PROBLEM DESCRIPTION:
For each entry below, output it exactly as it stands.

DATA FOR THE TASK:
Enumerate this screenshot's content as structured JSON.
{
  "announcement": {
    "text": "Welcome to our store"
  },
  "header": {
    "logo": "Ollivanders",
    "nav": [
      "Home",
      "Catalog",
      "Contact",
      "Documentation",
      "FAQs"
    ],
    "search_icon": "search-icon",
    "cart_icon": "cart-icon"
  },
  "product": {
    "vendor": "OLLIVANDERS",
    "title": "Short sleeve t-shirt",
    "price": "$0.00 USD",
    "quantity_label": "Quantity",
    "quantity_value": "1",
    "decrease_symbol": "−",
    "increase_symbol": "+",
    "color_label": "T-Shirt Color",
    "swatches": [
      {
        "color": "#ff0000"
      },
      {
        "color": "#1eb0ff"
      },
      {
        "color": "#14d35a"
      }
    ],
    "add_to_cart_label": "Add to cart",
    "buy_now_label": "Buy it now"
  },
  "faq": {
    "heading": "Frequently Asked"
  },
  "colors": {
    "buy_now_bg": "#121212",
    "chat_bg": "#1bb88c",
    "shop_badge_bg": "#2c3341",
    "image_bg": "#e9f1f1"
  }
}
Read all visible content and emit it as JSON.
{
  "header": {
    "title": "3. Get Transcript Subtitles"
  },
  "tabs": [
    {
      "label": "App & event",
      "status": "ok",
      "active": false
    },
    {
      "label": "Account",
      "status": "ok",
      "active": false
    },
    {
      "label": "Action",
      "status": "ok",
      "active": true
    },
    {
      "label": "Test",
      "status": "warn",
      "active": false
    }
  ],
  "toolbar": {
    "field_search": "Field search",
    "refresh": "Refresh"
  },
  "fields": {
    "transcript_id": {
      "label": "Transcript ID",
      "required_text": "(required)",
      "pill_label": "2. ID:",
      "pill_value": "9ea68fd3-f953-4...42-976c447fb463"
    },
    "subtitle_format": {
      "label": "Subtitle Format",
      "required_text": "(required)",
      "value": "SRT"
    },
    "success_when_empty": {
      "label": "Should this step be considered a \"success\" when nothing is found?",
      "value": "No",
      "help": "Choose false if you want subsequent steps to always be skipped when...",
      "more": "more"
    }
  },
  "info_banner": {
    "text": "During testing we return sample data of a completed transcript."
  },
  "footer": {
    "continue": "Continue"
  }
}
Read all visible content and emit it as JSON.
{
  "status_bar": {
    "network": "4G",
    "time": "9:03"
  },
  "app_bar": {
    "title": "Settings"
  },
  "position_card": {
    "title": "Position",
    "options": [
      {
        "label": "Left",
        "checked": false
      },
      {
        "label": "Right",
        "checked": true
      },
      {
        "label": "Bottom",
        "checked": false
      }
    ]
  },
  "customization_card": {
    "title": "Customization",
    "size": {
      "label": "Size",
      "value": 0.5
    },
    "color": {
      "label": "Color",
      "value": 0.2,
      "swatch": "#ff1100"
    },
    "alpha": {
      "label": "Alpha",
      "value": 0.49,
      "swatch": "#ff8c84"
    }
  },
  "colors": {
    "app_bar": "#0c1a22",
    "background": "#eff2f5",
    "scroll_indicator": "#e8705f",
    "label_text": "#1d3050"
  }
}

TASK SOLUTION:
Enumerate this screenshot's content as structured JSON.
{
  "announcement": {
    "text": "Welcome to our store"
  },
  "header": {
    "logo": "Ollivanders",
    "nav": [
      "Home",
      "Catalog",
      "Contact",
      "Documentation",
      "FAQs"
    ],
    "search_icon": "search-icon",
    "cart_icon": "cart-icon"
  },
  "product": {
    "vendor": "OLLIVANDERS",
    "title": "Short sleeve t-shirt",
    "price": "$0.00 USD",
    "quantity_label": "Quantity",
    "quantity_value": "1",
    "decrease_symbol": "−",
    "increase_symbol": "+",
    "color_label": "T-Shirt Color",
    "swatches": [
      {
        "color": "#ff0000"
      },
      {
        "color": "#1eb0ff"
      },
      {
        "color": "#14d35a"
      }
    ],
    "add_to_cart_label": "Add to cart",
    "buy_now_label": "Buy it now"
  },
  "faq": {
    "heading": "Frequently Asked"
  },
  "colors": {
    "buy_now_bg": "#121212",
    "chat_bg": "#1bb88c",
    "shop_badge_bg": "#2c3341",
    "image_bg": "#e9f1f1"
  }
}
Read all visible content and emit it as JSON.
{
  "header": {
    "title": "3. Get Transcript Subtitles"
  },
  "tabs": [
    {
      "label": "App & event",
      "status": "ok",
      "active": false
    },
    {
      "label": "Account",
      "status": "ok",
      "active": false
    },
    {
      "label": "Action",
      "status": "ok",
      "active": true
    },
    {
      "label": "Test",
      "status": "warn",
      "active": false
    }
  ],
  "toolbar": {
    "field_search": "Field search",
    "refresh": "Refresh"
  },
  "fields": {
    "transcript_id": {
      "label": "Transcript ID",
      "required_text": "(required)",
      "pill_label": "2. ID:",
      "pill_value": "9ea68fd3-f953-4...42-976c447fb463"
    },
    "subtitle_format": {
      "label": "Subtitle Format",
      "required_text": "(required)",
      "value": "SRT"
    },
    "success_when_empty": {
      "label": "Should this step be considered a \"success\" when nothing is found?",
      "value": "No",
      "help": "Choose false if you want subsequent steps to always be skipped when...",
      "more": "more"
    }
  },
  "info_banner": {
    "text": "During testing we return sample data of a completed transcript."
  },
  "footer": {
    "continue": "Continue"
  }
}
Read all visible content and emit it as JSON.
{
  "status_bar": {
    "network": "4G",
    "time": "9:03"
  },
  "app_bar": {
    "title": "Settings"
  },
  "position_card": {
    "title": "Position",
    "options": [
      {
        "label": "Left",
        "checked": false
      },
      {
        "label": "Right",
        "checked": true
      },
      {
        "label": "Bottom",
        "checked": false
      }
    ]
  },
  "customization_card": {
    "title": "Customization",
    "size": {
      "label": "Size",
      "value": 0.5
    },
    "color": {
      "label": "Color",
      "value": 0.2,
      "swatch": "#ff1100"
    },
    "alpha": {
      "label": "Alpha",
      "value": 0.49,
      "swatch": "#ff8c84"
    }
  },
  "colors": {
    "app_bar": "#0c1a22",
    "background": "#eff2f5",
    "scroll_indicator": "#e8705f",
    "label_text": "#1d3050"
  }
}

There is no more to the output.